State social services field staff can telework about 70% of the time through December under a new ruling.
Department of Social Services
Long lines for free food persist more than a year into the pandemic, causing concern among advocates
While food insecurity remains high, the state is not seeing a corresponding increase in food stamp recipients.
CT distributing pandemic food aid for children to some, but not yet all, eligible households
About 80,000 Connecticut families must wait to receive money to make up for meals kids no longer receive at school.
Deidre Gifford, top Medicaid official, named to lead DSS
Dr. Deidre Gifford, a physician and top federal Medicaid official, is the governor’s choice to oversee social services in Connecticut.
Lawmakers, Malloy administration wrangle over telemedicine
WASHINGTON – Connecticut’s congressional delegation is at odds with the Malloy administration over its failure to apply for an expansion of the HUSKY program that would give low-income residents access to new telemedicine services, especially for psychiatric care and substance abuse treatment.
State delays controversial electronic system mandate for home health care
The state Department of Social Services has agreed to postpone the rollout of a new electronic system for home health agencies after an outcry among providers and threats to drop clients on Medicaid.
Home health agencies seek delay for electronic system
Home care agency leaders say a new electronic system the state’s Medicaid program requires them to use has been beset by problems and has led some agencies to consider phasing out service to Medicaid clients. But the state agency overseeing it says anecdotal information suggests it could be improving services.
Home care agencies warn new system could cause major problems
Starting Jan. 1, the state will begin requiring home care workers to use a new electronic system for reporting the time they spend caring for certain clients – a change forecast to save the state millions of dollars. But home care providers worry problems could leave them unable to make payroll. And one major agency says it will refuse to use the new system.
DSS’s long-awaited computer fix finally arrives, starting today
The mainframe computer system underpinning operations at the state Department of Social Services is so old, there are few people left who know how to fix it. It’s been blamed for stymieing the agency’s ability to handle programs that serve nearly 1 million people. As its replacement launches in part of the state today, officials say some growing pains are expected.
State worker layoffs continue at three agencies

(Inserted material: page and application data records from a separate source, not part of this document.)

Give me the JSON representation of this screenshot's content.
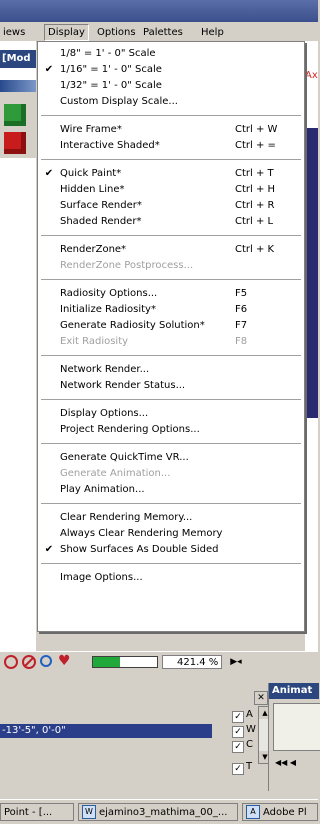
{
  "menubar": {
    "items": [
      {
        "label": "iews"
      },
      {
        "label": "Display"
      },
      {
        "label": "Options"
      },
      {
        "label": "Palettes"
      },
      {
        "label": "Help"
      }
    ]
  },
  "workspace": {
    "window_title": "[Mod",
    "axis_label": "Ax"
  },
  "display_menu": {
    "items": [
      {
        "label": "1/8\" = 1' - 0\" Scale",
        "checked": false,
        "shortcut": ""
      },
      {
        "label": "1/16\" = 1' - 0\" Scale",
        "checked": true,
        "shortcut": ""
      },
      {
        "label": "1/32\" = 1' - 0\" Scale",
        "checked": false,
        "shortcut": ""
      },
      {
        "label": "Custom Display Scale...",
        "checked": false,
        "shortcut": ""
      },
      {
        "label": "Wire Frame*",
        "checked": false,
        "shortcut": "Ctrl + W"
      },
      {
        "label": "Interactive Shaded*",
        "checked": false,
        "shortcut": "Ctrl + ="
      },
      {
        "label": "Quick Paint*",
        "checked": true,
        "shortcut": "Ctrl + T"
      },
      {
        "label": "Hidden Line*",
        "checked": false,
        "shortcut": "Ctrl + H"
      },
      {
        "label": "Surface Render*",
        "checked": false,
        "shortcut": "Ctrl + R"
      },
      {
        "label": "Shaded Render*",
        "checked": false,
        "shortcut": "Ctrl + L"
      },
      {
        "label": "RenderZone*",
        "checked": false,
        "shortcut": "Ctrl + K"
      },
      {
        "label": "RenderZone Postprocess...",
        "checked": false,
        "shortcut": "",
        "disabled": true
      },
      {
        "label": "Radiosity Options...",
        "checked": false,
        "shortcut": "F5"
      },
      {
        "label": "Initialize Radiosity*",
        "checked": false,
        "shortcut": "F6"
      },
      {
        "label": "Generate Radiosity Solution*",
        "checked": false,
        "shortcut": "F7"
      },
      {
        "label": "Exit Radiosity",
        "checked": false,
        "shortcut": "F8",
        "disabled": true
      },
      {
        "label": "Network Render...",
        "checked": false,
        "shortcut": ""
      },
      {
        "label": "Network Render Status...",
        "checked": false,
        "shortcut": ""
      },
      {
        "label": "Display Options...",
        "checked": false,
        "shortcut": ""
      },
      {
        "label": "Project Rendering Options...",
        "checked": false,
        "shortcut": ""
      },
      {
        "label": "Generate QuickTime VR...",
        "checked": false,
        "shortcut": ""
      },
      {
        "label": "Generate Animation...",
        "checked": false,
        "shortcut": "",
        "disabled": true
      },
      {
        "label": "Play Animation...",
        "checked": false,
        "shortcut": ""
      },
      {
        "label": "Clear Rendering Memory...",
        "checked": false,
        "shortcut": ""
      },
      {
        "label": "Always Clear Rendering Memory",
        "checked": false,
        "shortcut": ""
      },
      {
        "label": "Show Surfaces As Double Sided",
        "checked": true,
        "shortcut": ""
      },
      {
        "label": "Image Options...",
        "checked": false,
        "shortcut": ""
      }
    ],
    "check_mark": "✔"
  },
  "status_toolbar": {
    "progress": 0.42,
    "zoom": "421.4 %"
  },
  "coordinates": {
    "value": "-13'-5\",   0'-0\""
  },
  "options_panel": {
    "checkboxes": [
      {
        "label": "A",
        "checked": true
      },
      {
        "label": "W",
        "checked": true
      },
      {
        "label": "C",
        "checked": true
      },
      {
        "label": "T",
        "checked": true
      }
    ]
  },
  "animation_panel": {
    "title": "Animat"
  },
  "taskbar": {
    "tasks": [
      {
        "label": "Point - [..."
      },
      {
        "label": "ejamino3_mathima_00_..."
      },
      {
        "label": "Adobe Pl"
      }
    ]
  },
  "colors": {
    "menu_bg": "#ffffff",
    "chrome": "#d4d0c8",
    "title_blue": "#2c4780",
    "progress_green": "#21a83b",
    "alert_red": "#c0202a"
  }
}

Gov. Dannel P. Malloy’s administration continued to issue layoff notices Tuesday to state employees, serving pink slips to clerical staff in the Department of Social Services, according to a source close to the affected workers.
On second try, legislators approve outsourcing plan for brain injury program
Legislators voted Monday to allow the state to move toward outsourcing case management work in a Medicaid program for people with acquired brain injuries, four months after rejecting a similar proposal.
Wait-listed: Budget woes blamed for delays serving people with brain injuries
Twenty-five people are on the waiting list for services under a state-run program for people with acquired brain injuries that has 13 open slots, and advocates say the state is violating the terms of the program by not filling them. State officials dispute that, and say they lack the funding and staff to fill the program.
Social Services Commissioner Bremby doesn’t get Kansas job
Social Services Commissioner Roderick L. Bremby won’t be leaving Connecticut for a post in Kansas. Although Bremby was a finalist to become city manager of Lawrence, Kan., the city commission selected another candidate Thursday.
DSS Commissioner Bremby a finalist for Kansas post
State Social Services Commissioner Roderick L. Bremby is one of three finalists to become city manager of Lawrence, Kansas, where he once served as assistant city manager.
Thousands of Obamacare customers at risk of losing coverage or subsidies
More than 7,000 customers of Connecticut’s health insurance exchange must provide additional documentation to maintain their coverage or the tax credits that subsidize their premiums – a process that has already led to confusion and, in some cases, lost coverage or subsidies, exchange CEO Jim Wadleigh said Tuesday.